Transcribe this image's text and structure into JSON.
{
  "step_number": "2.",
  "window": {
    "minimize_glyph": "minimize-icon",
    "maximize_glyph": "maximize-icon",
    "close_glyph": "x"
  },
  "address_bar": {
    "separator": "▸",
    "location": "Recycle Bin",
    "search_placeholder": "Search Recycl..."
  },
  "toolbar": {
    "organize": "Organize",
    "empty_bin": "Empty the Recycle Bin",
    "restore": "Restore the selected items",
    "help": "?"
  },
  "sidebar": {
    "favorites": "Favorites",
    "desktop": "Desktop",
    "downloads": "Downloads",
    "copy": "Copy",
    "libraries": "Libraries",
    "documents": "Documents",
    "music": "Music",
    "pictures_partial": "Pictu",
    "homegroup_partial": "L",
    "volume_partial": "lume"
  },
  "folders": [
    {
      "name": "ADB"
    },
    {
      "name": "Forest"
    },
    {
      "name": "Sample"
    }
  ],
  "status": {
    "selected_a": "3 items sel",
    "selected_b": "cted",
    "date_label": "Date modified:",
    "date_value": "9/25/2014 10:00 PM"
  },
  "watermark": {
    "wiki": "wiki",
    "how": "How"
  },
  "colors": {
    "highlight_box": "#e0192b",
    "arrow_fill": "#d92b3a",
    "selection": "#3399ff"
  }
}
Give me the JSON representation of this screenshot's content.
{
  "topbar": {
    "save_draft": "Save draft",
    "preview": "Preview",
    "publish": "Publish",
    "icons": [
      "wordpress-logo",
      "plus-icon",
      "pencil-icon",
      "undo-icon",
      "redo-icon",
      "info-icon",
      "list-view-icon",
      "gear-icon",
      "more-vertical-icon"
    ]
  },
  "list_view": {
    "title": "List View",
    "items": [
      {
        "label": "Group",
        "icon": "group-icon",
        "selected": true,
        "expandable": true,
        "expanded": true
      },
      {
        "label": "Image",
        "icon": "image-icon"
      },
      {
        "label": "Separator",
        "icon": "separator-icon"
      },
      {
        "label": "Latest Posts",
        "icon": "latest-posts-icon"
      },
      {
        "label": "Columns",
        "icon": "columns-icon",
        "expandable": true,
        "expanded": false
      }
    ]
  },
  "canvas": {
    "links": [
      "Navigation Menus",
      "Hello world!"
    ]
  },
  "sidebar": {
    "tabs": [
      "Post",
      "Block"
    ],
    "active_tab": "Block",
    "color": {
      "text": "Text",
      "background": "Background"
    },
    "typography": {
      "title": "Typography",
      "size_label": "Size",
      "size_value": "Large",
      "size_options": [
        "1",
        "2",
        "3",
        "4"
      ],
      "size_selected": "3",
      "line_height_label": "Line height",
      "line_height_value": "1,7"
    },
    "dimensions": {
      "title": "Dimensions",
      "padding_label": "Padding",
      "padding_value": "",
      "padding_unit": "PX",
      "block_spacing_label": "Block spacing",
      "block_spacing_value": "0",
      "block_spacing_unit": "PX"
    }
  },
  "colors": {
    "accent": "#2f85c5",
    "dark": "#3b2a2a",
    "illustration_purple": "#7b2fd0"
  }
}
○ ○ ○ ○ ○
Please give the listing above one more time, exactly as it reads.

_ANSWER SPACE_
Transcribe this image's text and structure into JSON.
{
  "step_number": "2.",
  "window": {
    "minimize_glyph": "minimize-icon",
    "maximize_glyph": "maximize-icon",
    "close_glyph": "x"
  },
  "address_bar": {
    "separator": "▸",
    "location": "Recycle Bin",
    "search_placeholder": "Search Recycl..."
  },
  "toolbar": {
    "organize": "Organize",
    "empty_bin": "Empty the Recycle Bin",
    "restore": "Restore the selected items",
    "help": "?"
  },
  "sidebar": {
    "favorites": "Favorites",
    "desktop": "Desktop",
    "downloads": "Downloads",
    "copy": "Copy",
    "libraries": "Libraries",
    "documents": "Documents",
    "music": "Music",
    "pictures_partial": "Pictu",
    "homegroup_partial": "L",
    "volume_partial": "lume"
  },
  "folders": [
    {
      "name": "ADB"
    },
    {
      "name": "Forest"
    },
    {
      "name": "Sample"
    }
  ],
  "status": {
    "selected_a": "3 items sel",
    "selected_b": "cted",
    "date_label": "Date modified:",
    "date_value": "9/25/2014 10:00 PM"
  },
  "watermark": {
    "wiki": "wiki",
    "how": "How"
  },
  "colors": {
    "highlight_box": "#e0192b",
    "arrow_fill": "#d92b3a",
    "selection": "#3399ff"
  }
}
Give me the JSON representation of this screenshot's content.
{
  "topbar": {
    "save_draft": "Save draft",
    "preview": "Preview",
    "publish": "Publish",
    "icons": [
      "wordpress-logo",
      "plus-icon",
      "pencil-icon",
      "undo-icon",
      "redo-icon",
      "info-icon",
      "list-view-icon",
      "gear-icon",
      "more-vertical-icon"
    ]
  },
  "list_view": {
    "title": "List View",
    "items": [
      {
        "label": "Group",
        "icon": "group-icon",
        "selected": true,
        "expandable": true,
        "expanded": true
      },
      {
        "label": "Image",
        "icon": "image-icon"
      },
      {
        "label": "Separator",
        "icon": "separator-icon"
      },
      {
        "label": "Latest Posts",
        "icon": "latest-posts-icon"
      },
      {
        "label": "Columns",
        "icon": "columns-icon",
        "expandable": true,
        "expanded": false
      }
    ]
  },
  "canvas": {
    "links": [
      "Navigation Menus",
      "Hello world!"
    ]
  },
  "sidebar": {
    "tabs": [
      "Post",
      "Block"
    ],
    "active_tab": "Block",
    "color": {
      "text": "Text",
      "background": "Background"
    },
    "typography": {
      "title": "Typography",
      "size_label": "Size",
      "size_value": "Large",
      "size_options": [
        "1",
        "2",
        "3",
        "4"
      ],
      "size_selected": "3",
      "line_height_label": "Line height",
      "line_height_value": "1,7"
    },
    "dimensions": {
      "title": "Dimensions",
      "padding_label": "Padding",
      "padding_value": "",
      "padding_unit": "PX",
      "block_spacing_label": "Block spacing",
      "block_spacing_value": "0",
      "block_spacing_unit": "PX"
    }
  },
  "colors": {
    "accent": "#2f85c5",
    "dark": "#3b2a2a",
    "illustration_purple": "#7b2fd0"
  }
}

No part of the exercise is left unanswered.